This post is a departure from the grammatical theme, but I wanted to share with you my excitement at the publication – as both an e-book and a paperback – of my late Mother’s memoir, which captures her reminiscences of the Second World War and life under communism in Poland. This short book offers a revealing snapshot of the terror and some of the hardships she endured during the war and the privations she suffered under communism, which held Poland in its grip until 1989.
This year marks the centenary of her birth; editing, translating and publishing this snapshot is my tribute to her. Clearly, this subject won’t resonate with readers from other countries in the way it does with us Poles, and I certainly don’t expect you to want to read the book, but I am delighted nevertheless.
Below is given a short extract which describes the return of my parents, who had endured over four years of the Nazi occupation in Warsaw before its destruction, to the bombed-out city shortly after the war had ended.

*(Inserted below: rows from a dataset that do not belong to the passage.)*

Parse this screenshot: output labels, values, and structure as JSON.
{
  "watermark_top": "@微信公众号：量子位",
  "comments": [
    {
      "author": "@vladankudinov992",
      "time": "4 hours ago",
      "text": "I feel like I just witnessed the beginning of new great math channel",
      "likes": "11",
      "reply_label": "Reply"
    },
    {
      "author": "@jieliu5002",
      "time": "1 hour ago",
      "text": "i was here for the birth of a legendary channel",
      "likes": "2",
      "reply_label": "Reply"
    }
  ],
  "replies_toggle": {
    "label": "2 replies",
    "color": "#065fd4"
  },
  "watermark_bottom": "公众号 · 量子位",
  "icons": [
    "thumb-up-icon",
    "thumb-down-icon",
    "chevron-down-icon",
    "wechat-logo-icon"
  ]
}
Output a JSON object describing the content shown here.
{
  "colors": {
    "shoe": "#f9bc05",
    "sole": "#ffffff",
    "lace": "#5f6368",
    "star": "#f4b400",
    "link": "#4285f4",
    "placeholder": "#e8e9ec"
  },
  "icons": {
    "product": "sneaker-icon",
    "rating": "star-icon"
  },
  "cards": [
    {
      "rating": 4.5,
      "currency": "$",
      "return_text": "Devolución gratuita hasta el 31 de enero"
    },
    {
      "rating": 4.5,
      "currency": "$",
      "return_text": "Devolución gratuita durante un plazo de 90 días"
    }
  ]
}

Between Black Death and Red Plague
The train went as far as the undamaged track would carry it but then had to stop – several kilometres short of Warsaw. We had no choice but to make the remainder of the journey on foot. It was already afternoon, and it would start getting dark soon. The weather deteriorated further, with snow and sleet turning into a blizzard. We had set off alongside all the other travellers from the train, but, as we reached the outskirts of Warsaw, I became so weak that I was barely able to drag my blistered feet. Among the ruins, Kazio found us a nook in which to shelter from the blizzard, and, there, we finished our soup and rested a while till I was ready to resume the trek.

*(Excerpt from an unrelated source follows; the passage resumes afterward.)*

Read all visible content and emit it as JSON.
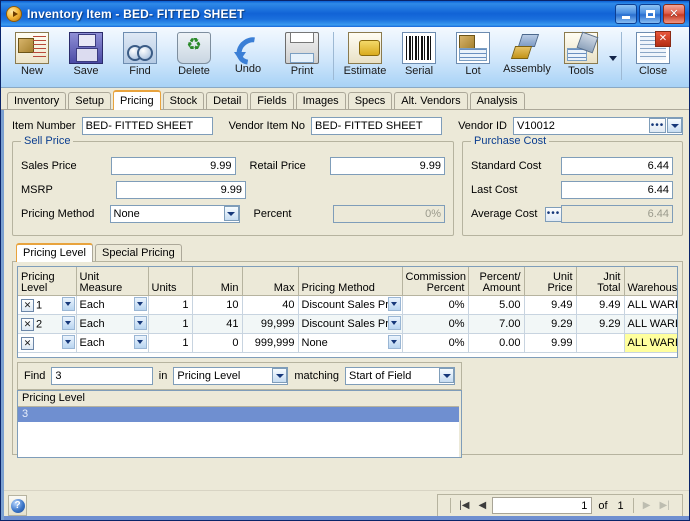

The landscape around us was unreal: a sea of ruin, rubble and tangled metal, with barely a wall standing erect. The stream of the travellers from the train, Mr Bagnievski among them, had been reduced to a trickle as – little by little – people had dispersed in different directions, each individual or a little group heading for where their home used to be. We made straight for the factory – and our flat there. The burnt-out shell of the building was still standing, but it looked as if it might collapse at any minute. The solid staircase was still attached to the wall, but it led nowhere, for the third floor, which had housed our flat, and the roof above it had both been completely destroyed.

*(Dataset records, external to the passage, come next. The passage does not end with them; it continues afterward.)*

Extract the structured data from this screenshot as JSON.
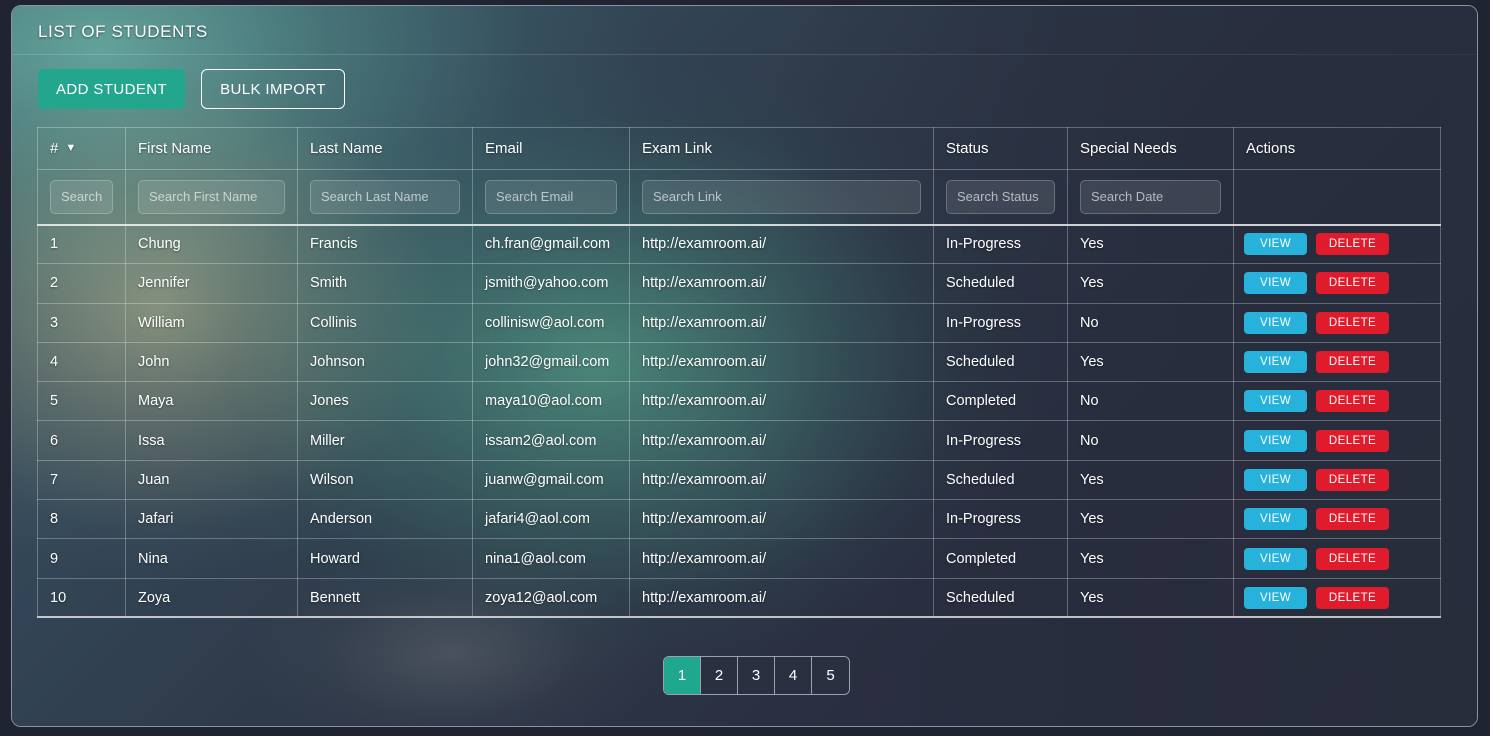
{
  "panel": {
    "title": "LIST OF STUDENTS"
  },
  "toolbar": {
    "add_student_label": "ADD STUDENT",
    "bulk_import_label": "BULK IMPORT"
  },
  "colors": {
    "primary_teal": "#22a68d",
    "view_blue": "#27b2db",
    "delete_red": "#e01b2c",
    "panel_dark": "#2b3143",
    "active_page": "#1fa78f"
  },
  "table": {
    "columns": [
      {
        "key": "num",
        "label": "#",
        "sort_icon": "chevron-down-icon",
        "sorted": true
      },
      {
        "key": "first",
        "label": "First Name"
      },
      {
        "key": "last",
        "label": "Last Name"
      },
      {
        "key": "email",
        "label": "Email"
      },
      {
        "key": "link",
        "label": "Exam Link"
      },
      {
        "key": "status",
        "label": "Status"
      },
      {
        "key": "needs",
        "label": "Special Needs"
      },
      {
        "key": "actions",
        "label": "Actions"
      }
    ],
    "search_row": [
      {
        "name": "search-num-input",
        "placeholder": "Search",
        "value": ""
      },
      {
        "name": "search-first-input",
        "placeholder": "Search First Name",
        "value": ""
      },
      {
        "name": "search-last-input",
        "placeholder": "Search Last Name",
        "value": ""
      },
      {
        "name": "search-email-input",
        "placeholder": "Search Email",
        "value": ""
      },
      {
        "name": "search-link-input",
        "placeholder": "Search Link",
        "value": ""
      },
      {
        "name": "search-status-input",
        "placeholder": "Search Status",
        "value": ""
      },
      {
        "name": "search-date-input",
        "placeholder": "Search Date",
        "value": ""
      }
    ],
    "row_actions": {
      "view_label": "VIEW",
      "delete_label": "DELETE"
    },
    "rows": [
      {
        "num": "1",
        "first": "Chung",
        "last": "Francis",
        "email": "ch.fran@gmail.com",
        "link": "http://examroom.ai/",
        "status": "In-Progress",
        "needs": "Yes"
      },
      {
        "num": "2",
        "first": "Jennifer",
        "last": "Smith",
        "email": "jsmith@yahoo.com",
        "link": "http://examroom.ai/",
        "status": "Scheduled",
        "needs": "Yes"
      },
      {
        "num": "3",
        "first": "William",
        "last": "Collinis",
        "email": "collinisw@aol.com",
        "link": "http://examroom.ai/",
        "status": "In-Progress",
        "needs": "No"
      },
      {
        "num": "4",
        "first": "John",
        "last": "Johnson",
        "email": "john32@gmail.com",
        "link": "http://examroom.ai/",
        "status": "Scheduled",
        "needs": "Yes"
      },
      {
        "num": "5",
        "first": "Maya",
        "last": "Jones",
        "email": "maya10@aol.com",
        "link": "http://examroom.ai/",
        "status": "Completed",
        "needs": "No"
      },
      {
        "num": "6",
        "first": "Issa",
        "last": "Miller",
        "email": "issam2@aol.com",
        "link": "http://examroom.ai/",
        "status": "In-Progress",
        "needs": "No"
      },
      {
        "num": "7",
        "first": "Juan",
        "last": "Wilson",
        "email": "juanw@gmail.com",
        "link": "http://examroom.ai/",
        "status": "Scheduled",
        "needs": "Yes"
      },
      {
        "num": "8",
        "first": "Jafari",
        "last": "Anderson",
        "email": "jafari4@aol.com",
        "link": "http://examroom.ai/",
        "status": "In-Progress",
        "needs": "Yes"
      },
      {
        "num": "9",
        "first": "Nina",
        "last": "Howard",
        "email": "nina1@aol.com",
        "link": "http://examroom.ai/",
        "status": "Completed",
        "needs": "Yes"
      },
      {
        "num": "10",
        "first": "Zoya",
        "last": "Bennett",
        "email": "zoya12@aol.com",
        "link": "http://examroom.ai/",
        "status": "Scheduled",
        "needs": "Yes"
      }
    ]
  },
  "pagination": {
    "pages": [
      "1",
      "2",
      "3",
      "4",
      "5"
    ],
    "active": "1"
  }
}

We entered the cellar, where we had hidden some of our possessions before the exodus. Everything of value had been plundered, and what had no value to others had been scattered about. Our photographs and documents had been either destroyed or blown away, so there was very little for us to pick up. The mementos of our pre-war life – all gone. We carefully climbed the section of the stairs which was still serviceable and stood there, at the top, under the heavy winter sky, staring in silence at the pile of rubble, open and exposed to the elements, that used to be our flat. Then, still without a word, we went down the stairs and into the street. Throughout our enforced exile, I used to dream about our flat. But, after that day, when I saw with my own eyes that our home had been destroyed, I never had that dream again.